Susan Wojcicki, CEO of YouTube, touted the reach and influence of the Google-owned property, noting statistics intended to impress assembled advertisers moving through their third day of NewFront presentations that will go on another seven days.

“Our mobile growth has been so strong in the U.S. that YouTube now reaches more 18-49 on mobile alone than any cable network,” said Wojcicki. “That’s incredible scale.”

But the Brandcast was actually quite light on statistics by NewFront standards and much more filled with testimonies from myriad perspectives on the power of the platform. Josh Goldstine, president of worldwide marketing, at Universal Pictures, took the stage to explain how YouTube had transformed his approach to promoting films from the studio.

“From another perspective, we are entering the most exciting time in my 25 years of doing this, a new golden age of opportunity,” said Goldstine.

He focused his remarks on how advances in data science had helped him take cheaply produced movies like “The Purge” and “Unfriended” and made them far more profitable than blockbusters by sophisticated targeting of audience segments with digital-native content on YouTube.

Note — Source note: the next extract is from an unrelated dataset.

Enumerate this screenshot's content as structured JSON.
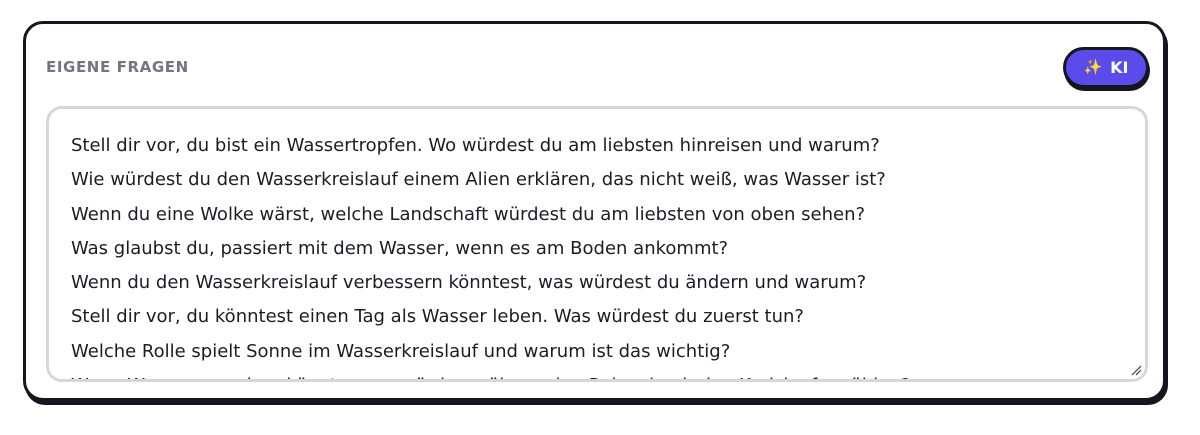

The Brandcast also featured host Grace Helbig, Buzzfeed Video chief Ze Frank and John Green, the writer of novel “The Fault in Our Stars” who also has a popular YouTube channel with his brother, Hank Green.

Citing the $300 million-grossing movie made from his book, he credited his online presence for making that happen. “There’s no way the success would have happened without YouTube,” he noted.

Contrary to the other presenters who pitched advertisers on their value, Green made an impassioned plea how community-focused YouTube content fosters an enriching engagement from young viewers with the platform and each other that is better than mainstream entertainment.

Before the event closed with a performance from Bruno Mars, the final speaker was Robert Kyncl, head of content and business operations at YouTube. He positioned YouTube as a successor to the traditional entertainment industry in its ability to marry content with advertising, only this time around on a different set of devices.

“That shift requires partnering with a new set of players who are as successful on mobile as Hollywood was in the living room,” said Kyncl.

He also expressed gratitude to the advertisers in attendance. “Thank you for the most incredible and expensive brithday party ever,” said Kyncl. “Thank you for paying for it.”